(Entries from a dataset of interfaces)
^^^^^^^^
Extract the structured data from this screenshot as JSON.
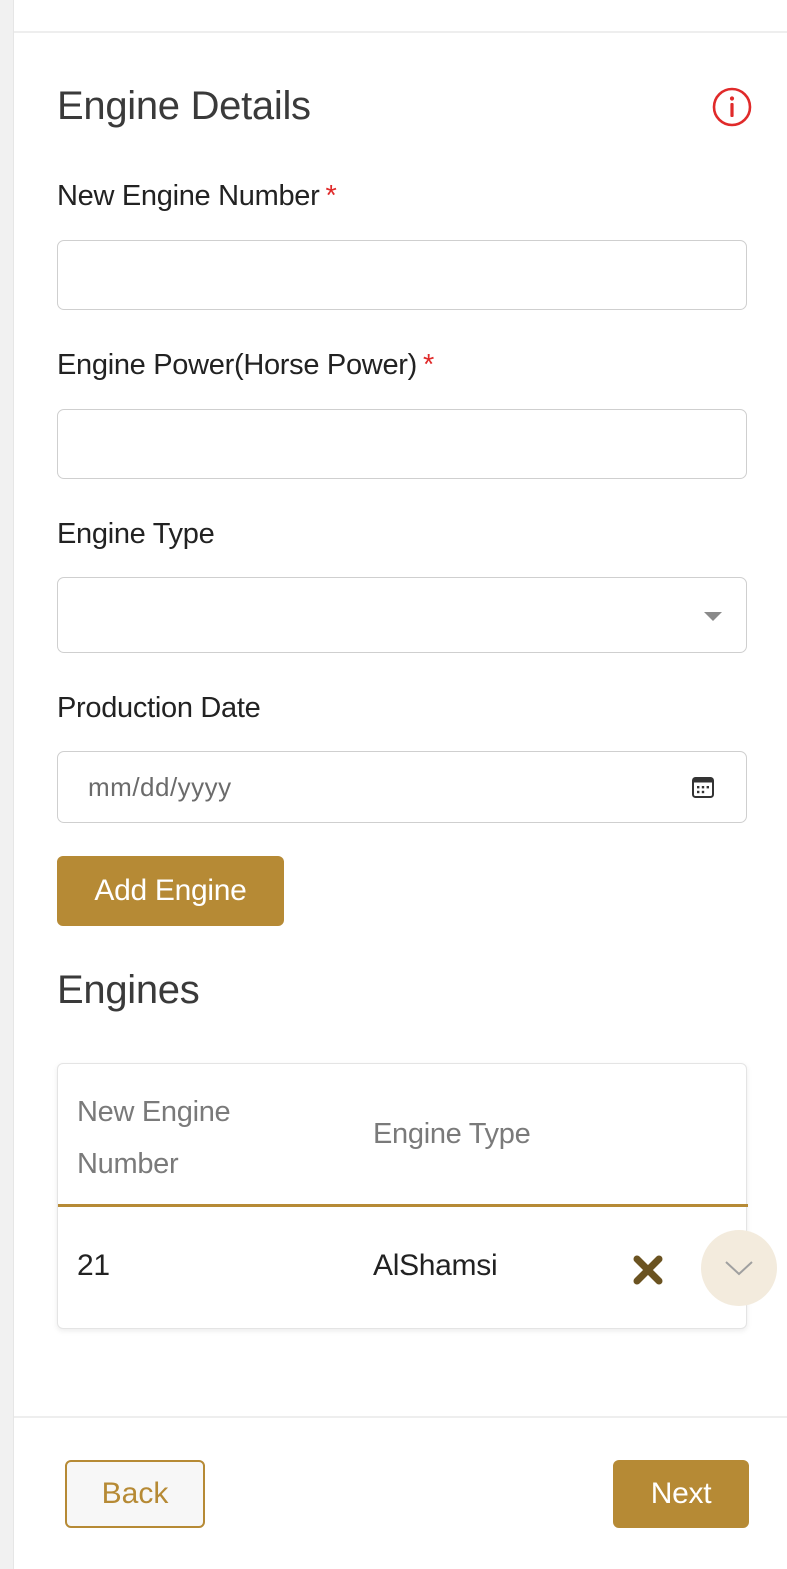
{
  "engine_details": {
    "title": "Engine Details",
    "info_icon": "info-circle-icon",
    "required_marker": "*",
    "fields": {
      "engine_number": {
        "label": "New Engine Number",
        "required": true,
        "value": ""
      },
      "engine_power": {
        "label": "Engine Power(Horse Power)",
        "required": true,
        "value": ""
      },
      "engine_type": {
        "label": "Engine Type",
        "selected": ""
      },
      "production_date": {
        "label": "Production Date",
        "placeholder": "mm/dd/yyyy"
      }
    },
    "add_button": "Add Engine"
  },
  "engines": {
    "title": "Engines",
    "columns": [
      "New Engine Number",
      "Engine Type"
    ],
    "rows": [
      {
        "engine_number": "21",
        "engine_type": "AlShamsi"
      }
    ]
  },
  "footer": {
    "back_label": "Back",
    "next_label": "Next"
  },
  "colors": {
    "accent": "#b68a35",
    "required": "#e02a2a",
    "info": "#e02a2a"
  }
}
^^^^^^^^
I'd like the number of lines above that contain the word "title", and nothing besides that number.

## WRITTEN SOLUTION
2